<div class="wrapper">
  <div class="wrapper">
    <div class="wrapper">
      <div class="wrapper">
        <h1 />, <p /> and other content

        <aside class="sidenote" />
      <aside class="sidenote" />
    <aside class="sidenote" />
  <aside class="sidenote" />

It works! But oh, how bad this is to handle!

I find this behavior very unnecessarily limiting. I know why it is there — to prevent the circularity issues, but I think there must be other ways to solve this.

For example — what if one more acceptable condition (when nothing else works) would be the dependence on the DOM order? Something like “an element later/deeper in the DOM tree can target an element earlier/upper, but not the other way around.” This way, we would not have an issue with circularity — as the elements could create a dependency chain/tree only in one direction! Combined with the other cases, where we are free to target non-positioned elements in any direction, this could create quite a versatile way of doing things.

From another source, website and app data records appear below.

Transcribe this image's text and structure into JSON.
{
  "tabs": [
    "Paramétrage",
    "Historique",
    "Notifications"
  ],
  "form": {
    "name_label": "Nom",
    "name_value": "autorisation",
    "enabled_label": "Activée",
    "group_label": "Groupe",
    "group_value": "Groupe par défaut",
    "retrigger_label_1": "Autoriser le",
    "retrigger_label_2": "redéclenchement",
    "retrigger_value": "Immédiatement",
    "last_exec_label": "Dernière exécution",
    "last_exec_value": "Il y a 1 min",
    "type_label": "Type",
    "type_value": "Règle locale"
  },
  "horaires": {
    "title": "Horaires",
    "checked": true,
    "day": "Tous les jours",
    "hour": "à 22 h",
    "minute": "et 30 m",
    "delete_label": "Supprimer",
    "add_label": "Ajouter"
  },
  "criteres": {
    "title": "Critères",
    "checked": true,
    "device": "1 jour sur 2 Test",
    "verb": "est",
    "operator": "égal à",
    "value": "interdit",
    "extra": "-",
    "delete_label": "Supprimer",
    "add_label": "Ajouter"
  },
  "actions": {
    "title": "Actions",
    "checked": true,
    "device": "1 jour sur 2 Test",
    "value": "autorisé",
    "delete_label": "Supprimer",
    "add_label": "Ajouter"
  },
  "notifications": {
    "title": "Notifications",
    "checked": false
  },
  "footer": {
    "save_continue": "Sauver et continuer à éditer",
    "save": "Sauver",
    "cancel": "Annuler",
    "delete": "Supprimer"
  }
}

At least, the case above with the sidenotes would work without extra wrappers — we would only need to mention the previous item.

We would still not have the ability to cross-reference elements in both ways — I don’t think we can target things inside those absolutely positioned elements from our references, and there could be other limitations, or maybe even other workarounds — but unlocking the DOM-order-dependent targeting for absolutely positioned elements would be tremendously helpful.

If you have your thoughts on this topic as well, it would be nice if you would write them down in an issue about this.

pdate from 2023-05-05

The issue was closed by simplifying the acceptance criteria, allowing targeting absolutely positioned elements that are earlier in the DOM (see this PR)! And, as an addition to that, when multiple acceptable anchors share a name, the last one of them would be used, which would be very helpful for this exact case with the sidenotes. Can’t wait for this change to appear in Chrome Canary to test it out!


That’s it for now. I did a lot of other experiments — some of which were also very promising, but if I had tried to fit everything into this article, I would’ve never finished it. The last few years have been very good for CSS in general, with so many great features coming our ways, and we have so many other things on the roadmap! Maybe I would write more about anchor positioning, or I would write about something else — I don’t know yet. But the future is bright, and so many once-impossible things become closer and closer to us.

It was quite long since I submerged myself that deep into experimenting, and I already know that I missed so many things! I strongly encourage you to try experimenting, and see if you could solve your use cases with all the new tools we’re getting, and if not — give your feedback to the spec-writers and browser developers. It would make things better for everyone.

Let me know what you think about this article on Mastodon!